Transformations (3): Transformation Equations 3/26/07
Transformations of the plane
A transformation of the plane is a function whose domain and range are the xy-plane (or sets of points
within the plane). You are already familiar with geometric descriptions of certain kinds of transformations,
such as translations, reflections, rotations, and dilations. A pair of transformation equations defines the
mapping of the coordinates (x,y) to the coordinates of the image (x’,y’).
Here is an example of a pair of transformation equations:
x = x + 3
y y – 1
These equations say that given any point (x, y), the image point ( x y is found by adding 3 to the
x-coordinate and subtracting 1 from the y-coordinate. In other words, these equations define a
horizontal translation by 3 units to the right and a vertical translation by 1 unit down.
Many geometrically interesting transformations have fairly simple equations. In fact, all
translations, reflections, rotations, and dilations can be described using equations of the form
x = ax + by + e
y cx + dy + f
An important fact about transformation equations having this form is that the image of a line segment
is always a line segment. Therefore, if you want to see the effect of a transformation on a polygon, you
just need to find the images of the vertices.
1. Give a geometric description of the transformation defined by each pair of equations. Be as specific
as possible. (For example, for a reflection, identify the reflection line.) If you’re not sure about an
answer, try graphing a few pairs of input and output points.
a. x = x – 2 f. x = 6 – x
y = y + 5 y y
b. x = 2x g. x = y
y = y y = x
c. x = x h. x = –y
y 1 y
= 3 y = x
d. x = x i. x = x
y = –y y = 0
e. x = –x j. x = kx
y = –y y = y + c
Geometry Transformations (3)
2. Write a pair of transformation equations for each of the following. If you’re not sure,
write down the coordinates for a few pairs of input and output points, try to spot a
pattern, then turn the pattern into general rules for finding x and y
a. reflection across the y-axis
b. the translation that maps the point (3, –1) to an image of (8, –4)
c. a horizontal dilation that would shrink any object to half of its original width
d. reflection across the horizontal line y = 4
e. reflection across the line y = –x
f. rotation by 180° centered at the origin
g. rotation clockwise by 90° centered at the origin
h. projection onto the y-axis (that is, a transformation that maps every point to the
point on the y-axis having the same y-coordinate)

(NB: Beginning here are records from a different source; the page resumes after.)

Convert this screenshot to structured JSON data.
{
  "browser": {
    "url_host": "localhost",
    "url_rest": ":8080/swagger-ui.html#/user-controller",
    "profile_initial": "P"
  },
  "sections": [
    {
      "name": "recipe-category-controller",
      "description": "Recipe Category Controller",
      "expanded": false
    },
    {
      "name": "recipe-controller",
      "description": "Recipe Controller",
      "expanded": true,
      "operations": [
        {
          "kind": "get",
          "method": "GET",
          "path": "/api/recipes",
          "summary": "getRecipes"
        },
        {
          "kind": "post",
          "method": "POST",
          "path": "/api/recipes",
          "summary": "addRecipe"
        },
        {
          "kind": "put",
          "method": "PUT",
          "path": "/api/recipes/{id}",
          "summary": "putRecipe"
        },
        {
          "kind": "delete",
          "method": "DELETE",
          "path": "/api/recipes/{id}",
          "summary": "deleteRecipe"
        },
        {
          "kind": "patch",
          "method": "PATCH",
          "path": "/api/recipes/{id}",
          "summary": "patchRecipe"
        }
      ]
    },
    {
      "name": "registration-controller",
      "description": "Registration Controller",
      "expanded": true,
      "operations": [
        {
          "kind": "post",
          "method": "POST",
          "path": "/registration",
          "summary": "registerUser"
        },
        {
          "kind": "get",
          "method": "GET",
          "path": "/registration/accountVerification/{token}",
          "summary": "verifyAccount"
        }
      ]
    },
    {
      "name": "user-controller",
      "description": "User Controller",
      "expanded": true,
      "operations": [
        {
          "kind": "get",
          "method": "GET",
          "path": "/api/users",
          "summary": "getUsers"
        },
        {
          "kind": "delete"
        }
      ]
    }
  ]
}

3. The transformation x = 4x + 2y, y = 2x + y maps every point of the plane onto a
line L. By experimenting with different points and their images, find the equation of
4. Consider the transformation: x = ax + by + e y = cx + dy + f
a. Calculate the images of the vertices of the unit square with vertices: (0, 0), (0, 1),
(1, 0), and (1, 1).
b. What special type of quadrilateral is the image of the unit square? Prove your
answer. (For example: if you think it’s a rectangle, prove the angles are right
angles; if you think it’s a parallelogram, prove the sides are parallel; etc.)
5. A transformation having the form
x = ax + by (note there is no e term)
y = cx + dy (note there is no f term)
is called a linear transformation.
a. Which of the transformations from problem 2 are linear transformations?
b. Which of the transformations from problem 3 are linear transformations?
c. Of the four well-known types of transformations (translations, reflections,
rotations, dilations), there’s one type that’s almost never a linear transformation.